Master Von Schmeling goes to a different school in his chain to teach specialty classes. There he teaches the young students as well as the instructors. "He doesn't ask us to do anything that he is not doing himself," says Adriana Castillo.
Master Von Schmeling is a big believer in setting goals, Adriana claims. "He sets up his goals, writes them out and then accomplishes them," she says.
He says that one way to achieve success is to picture yourself being successful. "Picture what you want out of life. It should be a picture of joy as well as success," he says. "I am happy. I have been married for sixteen years and have four children -- that is joy and success."
It no doubt gives Master Von Schmeling joy that his children have followed him in the martial arts. His oldest kids, Hermann, Alicia and Janet, are all black belts and two-year-old Victoria can give a taekwondo yell with the best of them. Wife Maria is also a black belt and, he says, "was the one pulling them in off the streets to sign up at our first school in America."
Maria spends most of her time these days at home with the children, but Von Schmeling still considers her a vital partner in the schools.
One of Master Von Schmeling's big goals is to have 100 schools at that manageable size of 200 students or so each. That may sound unattainable, but for a man who came to this country with literally nothing and has turned it into a multi-million dollar company, anything seems possible.
Veteran journalist Keith D. Yates is one of the world's leading writers and authors of the Korean martial arts. He teaches taekwondo in the Dallas/Fort Worth, Texas area.
Fast Facts About Master Sergio Von Schmeling
Location? Winter Park/Orlando, Florida.
Number of years in business? 8.
Number of schools you operate? 12 schools and one administrative headquarters.
Number of employees? 42.
Number of active students? 2,500.
Size of school(s) in square footage? 2,800 to 3,500.
Name of your billing company? Superior and Education Funding Company (EFC).
Amount of yearly tuition? $1,000 average; black belt club: $2,995.
Annual gross? $4 million.
Monthly Pro Shop gross? $4,000.
Do you charge testing fees?

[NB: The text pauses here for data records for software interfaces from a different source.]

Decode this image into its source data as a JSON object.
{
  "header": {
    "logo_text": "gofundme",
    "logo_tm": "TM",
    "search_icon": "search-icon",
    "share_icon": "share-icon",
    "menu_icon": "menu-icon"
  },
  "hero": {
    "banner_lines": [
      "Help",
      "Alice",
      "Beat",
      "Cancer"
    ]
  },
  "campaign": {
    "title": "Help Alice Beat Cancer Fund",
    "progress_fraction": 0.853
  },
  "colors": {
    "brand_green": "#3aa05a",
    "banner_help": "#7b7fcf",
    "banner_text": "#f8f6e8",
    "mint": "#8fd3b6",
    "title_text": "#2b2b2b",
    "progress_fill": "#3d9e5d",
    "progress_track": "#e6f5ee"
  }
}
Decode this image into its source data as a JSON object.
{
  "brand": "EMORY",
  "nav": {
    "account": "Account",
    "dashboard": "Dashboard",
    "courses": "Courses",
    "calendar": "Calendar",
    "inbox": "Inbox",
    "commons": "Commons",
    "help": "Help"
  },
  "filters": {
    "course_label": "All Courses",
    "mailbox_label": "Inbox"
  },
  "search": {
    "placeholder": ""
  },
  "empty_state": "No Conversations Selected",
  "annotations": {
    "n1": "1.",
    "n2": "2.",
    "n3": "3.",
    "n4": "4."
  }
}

Yes, $50.
Do you have an after-school pick-up program? No, but we go to public schools to teach.